App and web page records
--

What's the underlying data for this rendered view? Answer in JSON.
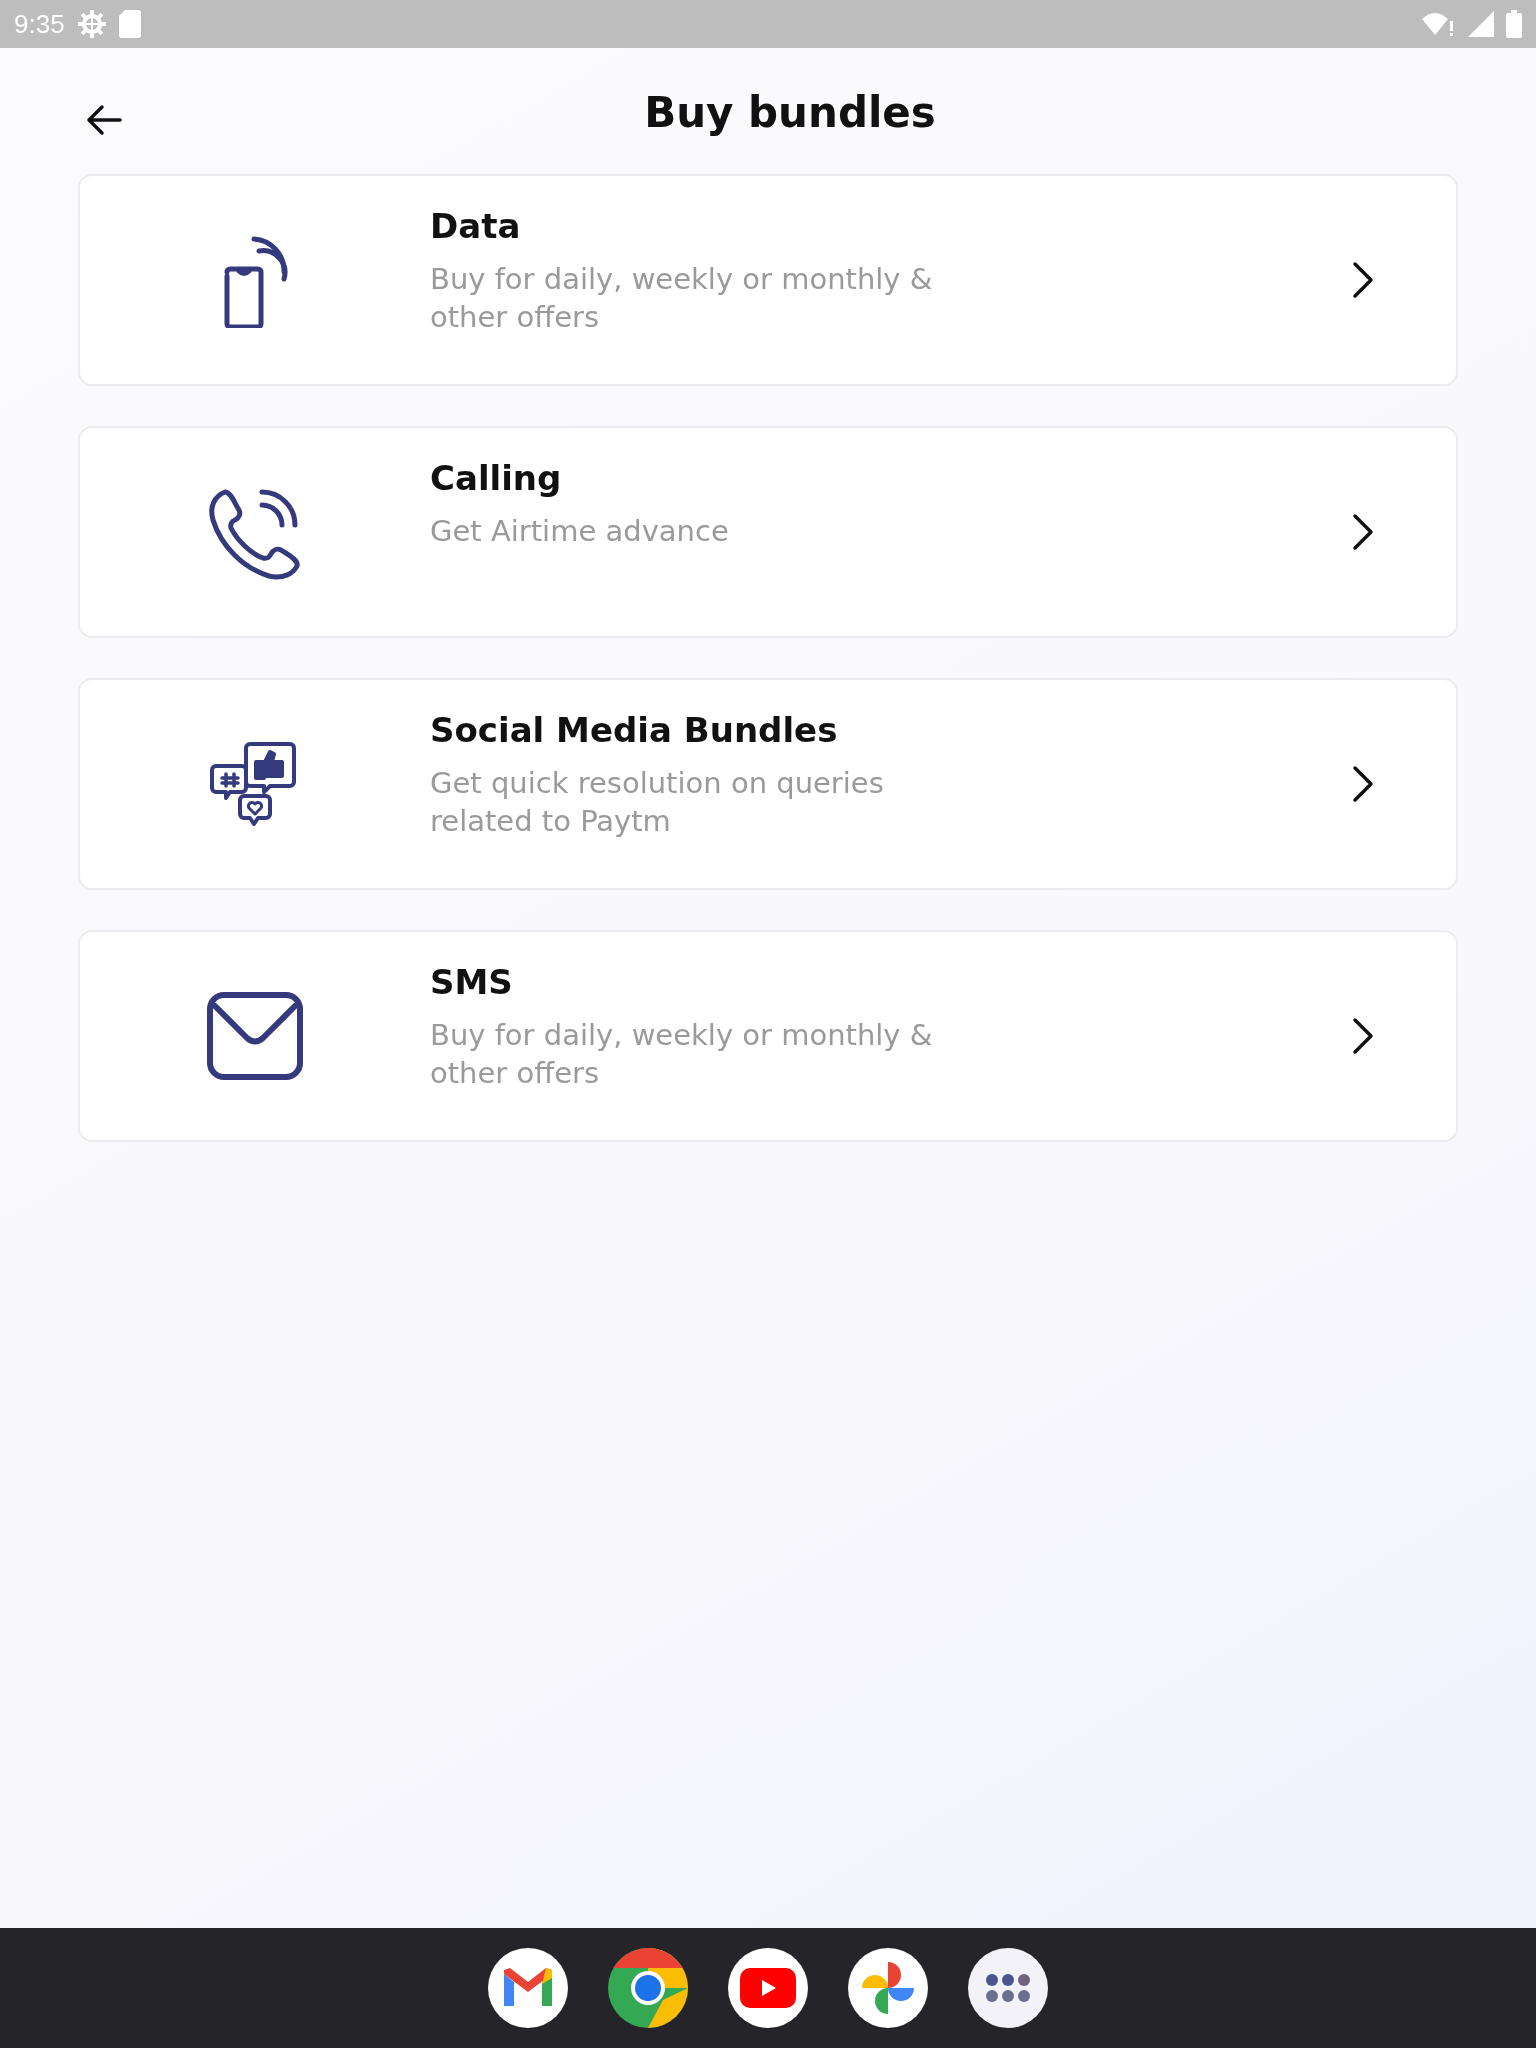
{
  "status_bar": {
    "time": "9:35"
  },
  "header": {
    "title": "Buy bundles"
  },
  "items": [
    {
      "kind": "data",
      "title": "Data",
      "subtitle": "Buy for daily, weekly or monthly &\nother offers"
    },
    {
      "kind": "calling",
      "title": "Calling",
      "subtitle": "Get Airtime advance"
    },
    {
      "kind": "social",
      "title": "Social Media Bundles",
      "subtitle": "Get quick resolution on queries\nrelated to Paytm"
    },
    {
      "kind": "sms",
      "title": "SMS",
      "subtitle": "Buy for daily, weekly or monthly &\nother offers"
    }
  ],
  "dock": [
    {
      "kind": "mail"
    },
    {
      "kind": "browser"
    },
    {
      "kind": "video"
    },
    {
      "kind": "photos"
    },
    {
      "kind": "apps"
    }
  ]
}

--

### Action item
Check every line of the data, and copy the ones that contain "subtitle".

### The completed task
      "subtitle": "Buy for daily, weekly or monthly &\nother offers"
      "subtitle": "Get Airtime advance"
      "subtitle": "Get quick resolution on queries\nrelated to Paytm"
      "subtitle": "Buy for daily, weekly or monthly &\nother offers"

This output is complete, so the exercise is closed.